Work request. Lines below containing the word "heading" should be copied out.

Material for this exercise.

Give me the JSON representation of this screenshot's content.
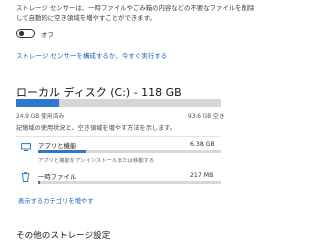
{
  "storage_sense": {
    "description_line1": "ストレージ センサーは、一時ファイルやごみ箱の内容などの不要なファイルを削除",
    "description_line2": "して自動的に空き領域を増やすことができます。",
    "toggle_label": "オフ",
    "toggle_on": false,
    "configure_link": "ストレージ センサーを構成するか、今すぐ実行する"
  },
  "local_disk": {
    "heading": "ローカル ディスク (C:) - 118 GB",
    "used_fraction": 0.21,
    "used_label": "24.9 GB 使用済み",
    "free_label": "93.6 GB 空き",
    "info_text": "記憶域の使用状況と、空き領域を増やす方法を示します。",
    "categories": [
      {
        "label": "アプリと機能",
        "size": "6.38 GB",
        "fraction": 0.26,
        "description": "アプリと機能をアンインストールまたは移動する"
      },
      {
        "label": "一時ファイル",
        "size": "217 MB",
        "fraction": 0.01
      }
    ],
    "show_more_link": "表示するカテゴリを増やす"
  },
  "other_storage": {
    "heading": "その他のストレージ設定"
  },
  "colors": {
    "accent": "#2c78cf",
    "link": "#1a62c0",
    "track": "#d6d6d6"
  }
}
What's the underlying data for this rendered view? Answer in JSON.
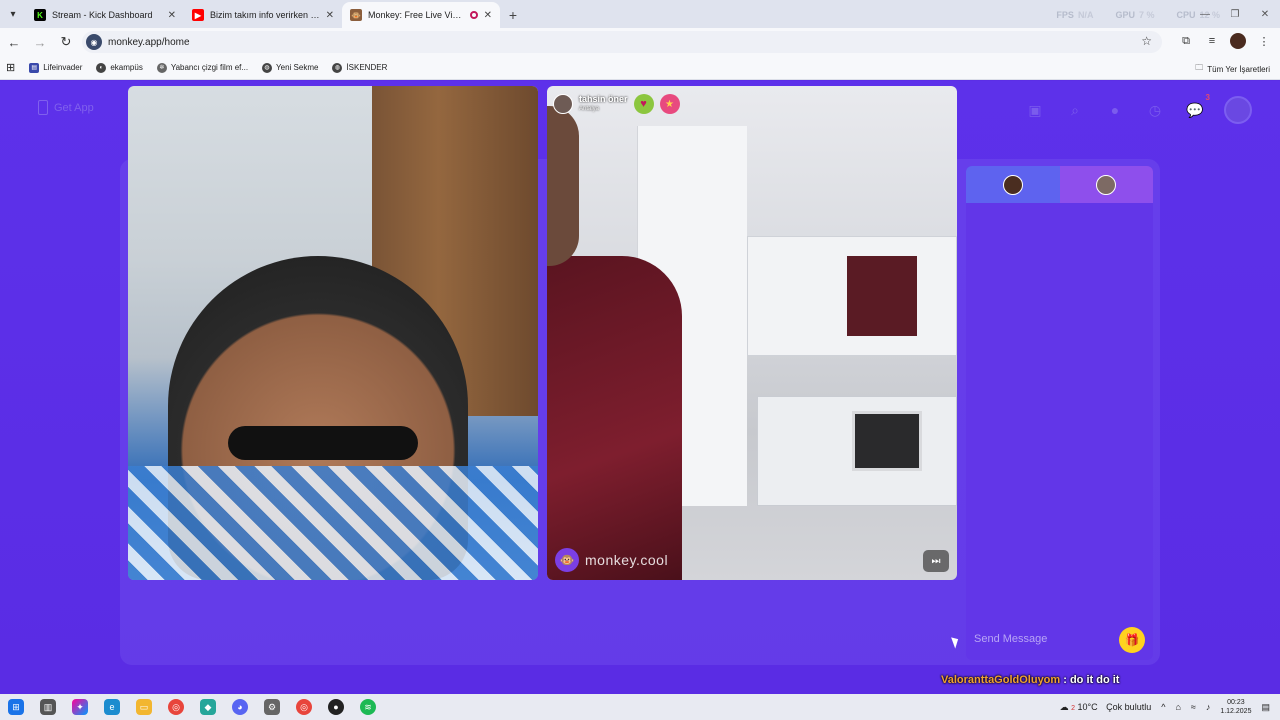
{
  "browser": {
    "tabs": [
      {
        "title": "Stream - Kick Dashboard",
        "icon": "kick-icon",
        "color": "#53fc18"
      },
      {
        "title": "Bizim takım info verirken #valo",
        "icon": "youtube-icon",
        "color": "#ff0000"
      },
      {
        "title": "Monkey: Free Live Video Ch",
        "icon": "monkey-icon",
        "color": "#8b5e3c",
        "active": true
      }
    ],
    "perf": {
      "fps_label": "FPS",
      "fps_value": "N/A",
      "gpu_label": "GPU",
      "gpu_value": "7 %",
      "cpu_label": "CPU",
      "cpu_value": "12 %"
    },
    "url": "monkey.app/home",
    "bookmarks": [
      "Lifeinvader",
      "ekampüs",
      "Yabancı çizgi film ef...",
      "Yeni Sekme",
      "İSKENDER"
    ],
    "bookmarks_folder": "Tüm Yer İşaretleri"
  },
  "page": {
    "get_app_label": "Get App",
    "notification_count": "3",
    "remote_user": {
      "name": "tahsin öner",
      "location": "Antalya"
    },
    "watermark": "monkey.cool",
    "chat_placeholder": "Send Message"
  },
  "overlay_chat": {
    "user": "ValoranttaGoldOluyom",
    "message": " : do it do it"
  },
  "taskbar": {
    "weather": "10°C",
    "weather_desc": "Çok bulutlu",
    "weather_badge": "2",
    "time": "00:23",
    "date": "1.12.2025"
  },
  "colors": {
    "page_bg": "#5b2ee6",
    "accent_gift": "#ffd21f",
    "overlay_name": "#f0a030"
  }
}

Answer section.
    "heading": "ローカル ディスク (C:) - 118 GB",
    "heading": "その他のストレージ設定"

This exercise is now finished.